As you begin working toward your goal to become a veterinarian, you’re likely busy ensuring you’ve completed all the necessary vet school requirements before it’s time to apply. But there are some veterinary qualifications you’ll need that won’t necessarily be listed as prerequisites for admission.
Like any career, there is a combination of required hard and soft skills to be successful as a veterinarian. So, what veterinary skills should you work to hone while you complete your undergraduate courses and gain animal experience? Join us as we explore four fundamental qualities that will help you stand out.
4 Vital veterinarian skills you should master
Many people seek to become veterinarians due to their love of animals. But working in this field requires a lot more than interacting with furry and feathered patients. From communicating with pet owners and other practitioners to demonstrating proficiency with the tools used on the job, the veterinarian skills needed to be successful are vast.
1. Interpersonal communication skills
Contrary to what it might seem like on the surface, veterinarians are constantly working with people. Small animal vets, for example, are responsible for not only caring for pets but also communicating clearly with pet owners. Primary care teams will also interact with veterinary specialists on a regular basis who can consult on everything from dentistry and dermatological concerns to surgical or radiological needs.
Skilled veterinarians have an innate ability to discuss their diagnoses and recommendations, succinctly explaining treatment options to animal owners. They also need to provide clear instructions to fellow members of the animal care team.
Proficient communication combined with empathy and compassion—toward animals and pet owners alike—enables practitioners to build trust and form connections with the people they help. Interpersonal communication skills like these help animal owners feel more at ease, decrease the chance for miscommunication or error among the care team, and can help foster a more effective work environment.
2. Technology skills
Even veterinarians who don’t intend to work in high-tech sectors of the field like radiology or neurology will benefit from a solid repertoire of technology skills. In addition to a general proficiency with basic tools like spreadsheet and presentation platforms, practicing vets will also need to maintain a working knowledge of medical and database user interface software they may use on the job.
Technology skills are also important because all veterinary practitioners should continually stay abreast of updates across the field—and the technological advancements in vet medicine have been rapid. Not only are MRIs, CT scans, and ultrasounds used regularly in the treatment of animals, but newer inventions are becoming much more commonplace.

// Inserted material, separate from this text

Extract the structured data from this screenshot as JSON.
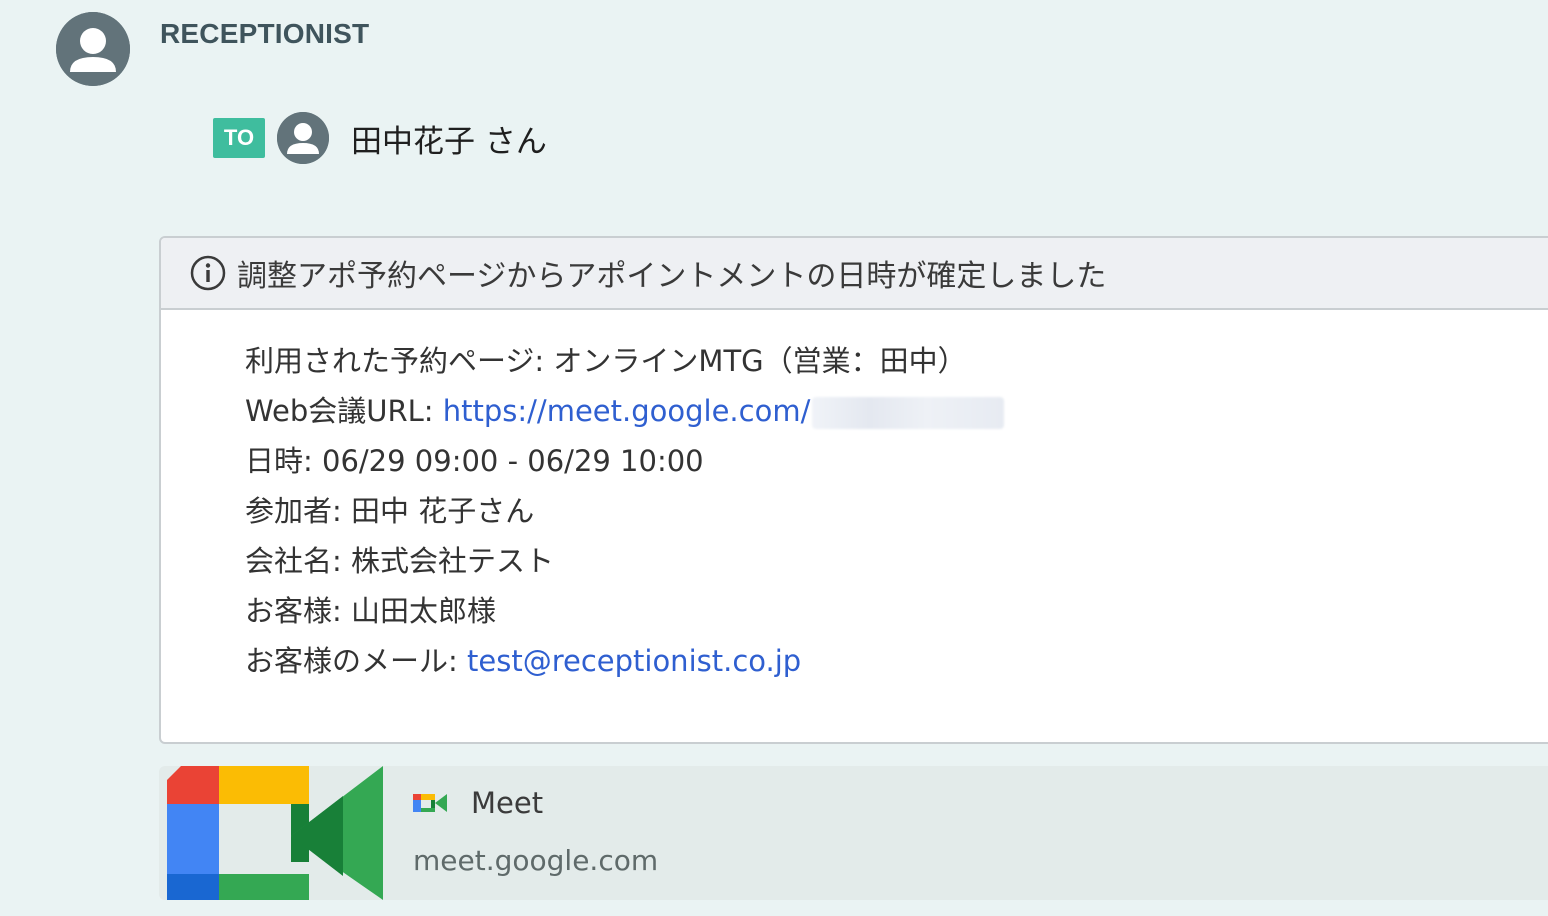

Up-and-coming tools like wearable devices, 3D printing, minimally invasive surgical procedures, and microchip fracture detection should be on the radar of all aspiring and practicing veterinarians.
3. Problem-solving skills
A veterinarian’s job isn’t quite as cut-and-dry as it may seem. The process of treating an animal requires a practitioner to perform an examination, consult with specialists if needed, determine a diagnosis, consider the costs and benefits of the possible next steps, and then provide care options that will lead to the best outcome. Problem-solving skills like judgment and decision-making are key throughout this process.
Successful veterinarians also possess a keen ability to adapt as circumstances shift. Care teams in all sectors of veterinary medicine face obstacles and unexpected changes in their day-to-day work—things like moving locations for a call, unpredicted weather, or needing to travel on short notice. If you hope to thrive in your veterinary career, it’s important that you learn how to work around changes like these to complete the task at hand.
4. Business skills
While the veterinarian job description typically consists of helping animals directly through diagnoses and treatment plans, there are a number of different career options for those within this field that require a strong set of business skills. Some paths focus more heavily on research, such as regulatory veterinarians who work for the government.
But vets who go into private practice will need a solid business acumen to be successful. Working in a veterinary practice requires an understanding of financial management, client communication, marketing, and more. This is true even for vets who aren’t practice-owners. In fact, some evidence suggests that employers in this field base many of their hiring decisions on business skills and other nonclinical competencies.
Start building your veterinary skills today
Veterinarians are highly skilled professionals who spend years honing their ability to be effective in their field. If you have hopes of finding your own success as a vet, you now know which fundamental veterinary skills to focus on as you prepare yourself for application season.
In the coming months, you might begin to feel overwhelmed with the multitude of tasks you have to focus on. But be sure to maintain that drive to succeed as you push forward in pursuing your veterinary career goals.
Ensure you have all your bases covered by reviewing our article “The Do’s and Don’ts of Applying to Vet School.”